• Required work: Collect each line of the records containing the string "Copy".

• Data supplied:

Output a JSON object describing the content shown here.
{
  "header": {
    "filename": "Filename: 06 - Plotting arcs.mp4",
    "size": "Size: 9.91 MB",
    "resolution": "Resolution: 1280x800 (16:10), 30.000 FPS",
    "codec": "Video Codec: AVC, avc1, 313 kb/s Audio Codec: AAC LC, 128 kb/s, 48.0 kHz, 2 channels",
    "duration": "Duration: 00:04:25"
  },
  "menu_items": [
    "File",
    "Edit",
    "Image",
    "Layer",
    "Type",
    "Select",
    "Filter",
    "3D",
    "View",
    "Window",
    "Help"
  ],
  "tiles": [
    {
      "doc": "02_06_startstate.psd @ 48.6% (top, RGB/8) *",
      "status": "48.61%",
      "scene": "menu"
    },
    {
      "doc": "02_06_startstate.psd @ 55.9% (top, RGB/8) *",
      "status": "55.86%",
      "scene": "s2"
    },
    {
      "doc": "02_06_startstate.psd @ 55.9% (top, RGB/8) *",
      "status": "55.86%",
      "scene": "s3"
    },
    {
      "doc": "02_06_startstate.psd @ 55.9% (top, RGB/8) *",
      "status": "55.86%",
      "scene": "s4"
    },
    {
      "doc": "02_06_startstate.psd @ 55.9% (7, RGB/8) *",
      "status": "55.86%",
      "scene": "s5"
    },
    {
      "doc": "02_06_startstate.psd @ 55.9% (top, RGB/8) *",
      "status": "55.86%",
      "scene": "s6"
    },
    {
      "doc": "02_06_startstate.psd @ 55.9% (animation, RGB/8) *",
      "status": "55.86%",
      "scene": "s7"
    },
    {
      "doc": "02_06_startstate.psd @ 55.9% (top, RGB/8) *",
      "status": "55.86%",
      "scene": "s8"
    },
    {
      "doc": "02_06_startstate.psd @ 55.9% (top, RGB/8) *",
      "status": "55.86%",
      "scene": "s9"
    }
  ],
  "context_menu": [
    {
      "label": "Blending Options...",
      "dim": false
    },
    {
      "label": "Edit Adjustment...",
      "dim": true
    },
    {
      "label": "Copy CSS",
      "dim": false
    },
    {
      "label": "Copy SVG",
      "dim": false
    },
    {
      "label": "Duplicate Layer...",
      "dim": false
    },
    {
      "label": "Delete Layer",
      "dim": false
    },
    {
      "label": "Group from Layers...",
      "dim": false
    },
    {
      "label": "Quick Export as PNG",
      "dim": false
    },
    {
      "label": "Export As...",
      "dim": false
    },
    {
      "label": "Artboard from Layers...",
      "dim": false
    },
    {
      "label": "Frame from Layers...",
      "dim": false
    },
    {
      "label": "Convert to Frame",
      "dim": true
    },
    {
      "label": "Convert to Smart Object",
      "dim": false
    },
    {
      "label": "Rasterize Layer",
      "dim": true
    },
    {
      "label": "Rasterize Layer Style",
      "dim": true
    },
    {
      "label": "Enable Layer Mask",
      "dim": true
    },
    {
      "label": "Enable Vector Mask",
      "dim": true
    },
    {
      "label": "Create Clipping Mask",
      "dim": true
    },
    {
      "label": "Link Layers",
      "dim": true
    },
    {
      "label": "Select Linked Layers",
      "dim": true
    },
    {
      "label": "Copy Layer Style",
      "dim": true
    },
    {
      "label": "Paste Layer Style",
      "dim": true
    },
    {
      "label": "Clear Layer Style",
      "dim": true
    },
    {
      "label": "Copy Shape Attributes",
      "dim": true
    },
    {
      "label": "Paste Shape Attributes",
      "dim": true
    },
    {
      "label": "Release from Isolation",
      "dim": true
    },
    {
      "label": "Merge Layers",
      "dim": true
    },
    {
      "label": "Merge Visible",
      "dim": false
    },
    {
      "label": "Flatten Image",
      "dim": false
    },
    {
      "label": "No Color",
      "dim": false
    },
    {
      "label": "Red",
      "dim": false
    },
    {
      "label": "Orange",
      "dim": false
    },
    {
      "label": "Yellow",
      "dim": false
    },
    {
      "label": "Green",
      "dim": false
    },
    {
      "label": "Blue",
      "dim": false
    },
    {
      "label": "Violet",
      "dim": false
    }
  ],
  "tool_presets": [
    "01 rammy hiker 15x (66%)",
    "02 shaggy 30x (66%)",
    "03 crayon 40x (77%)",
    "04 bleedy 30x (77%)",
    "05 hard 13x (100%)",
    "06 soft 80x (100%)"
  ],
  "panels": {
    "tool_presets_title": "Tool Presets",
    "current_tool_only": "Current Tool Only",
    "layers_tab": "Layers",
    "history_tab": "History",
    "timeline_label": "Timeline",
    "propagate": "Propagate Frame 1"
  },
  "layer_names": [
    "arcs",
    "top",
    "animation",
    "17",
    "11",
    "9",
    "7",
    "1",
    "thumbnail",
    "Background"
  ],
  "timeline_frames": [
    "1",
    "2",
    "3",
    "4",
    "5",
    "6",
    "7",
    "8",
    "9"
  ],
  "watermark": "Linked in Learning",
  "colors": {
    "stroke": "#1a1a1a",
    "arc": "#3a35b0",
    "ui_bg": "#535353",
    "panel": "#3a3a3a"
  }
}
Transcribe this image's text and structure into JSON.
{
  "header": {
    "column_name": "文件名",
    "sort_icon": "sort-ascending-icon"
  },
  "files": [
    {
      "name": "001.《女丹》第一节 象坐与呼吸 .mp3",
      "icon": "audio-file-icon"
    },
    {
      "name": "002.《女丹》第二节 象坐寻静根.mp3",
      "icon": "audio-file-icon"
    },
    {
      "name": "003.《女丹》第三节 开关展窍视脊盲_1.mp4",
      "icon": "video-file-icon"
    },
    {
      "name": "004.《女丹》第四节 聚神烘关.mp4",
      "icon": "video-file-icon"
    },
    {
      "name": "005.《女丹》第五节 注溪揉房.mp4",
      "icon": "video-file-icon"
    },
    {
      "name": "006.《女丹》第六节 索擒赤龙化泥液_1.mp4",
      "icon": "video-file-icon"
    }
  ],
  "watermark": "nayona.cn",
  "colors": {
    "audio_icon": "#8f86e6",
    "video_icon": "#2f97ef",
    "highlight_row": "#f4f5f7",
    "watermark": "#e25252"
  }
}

• Expected answer:
      "label": "Copy CSS",
      "label": "Copy SVG",
      "label": "Copy Layer Style",
      "label": "Copy Shape Attributes",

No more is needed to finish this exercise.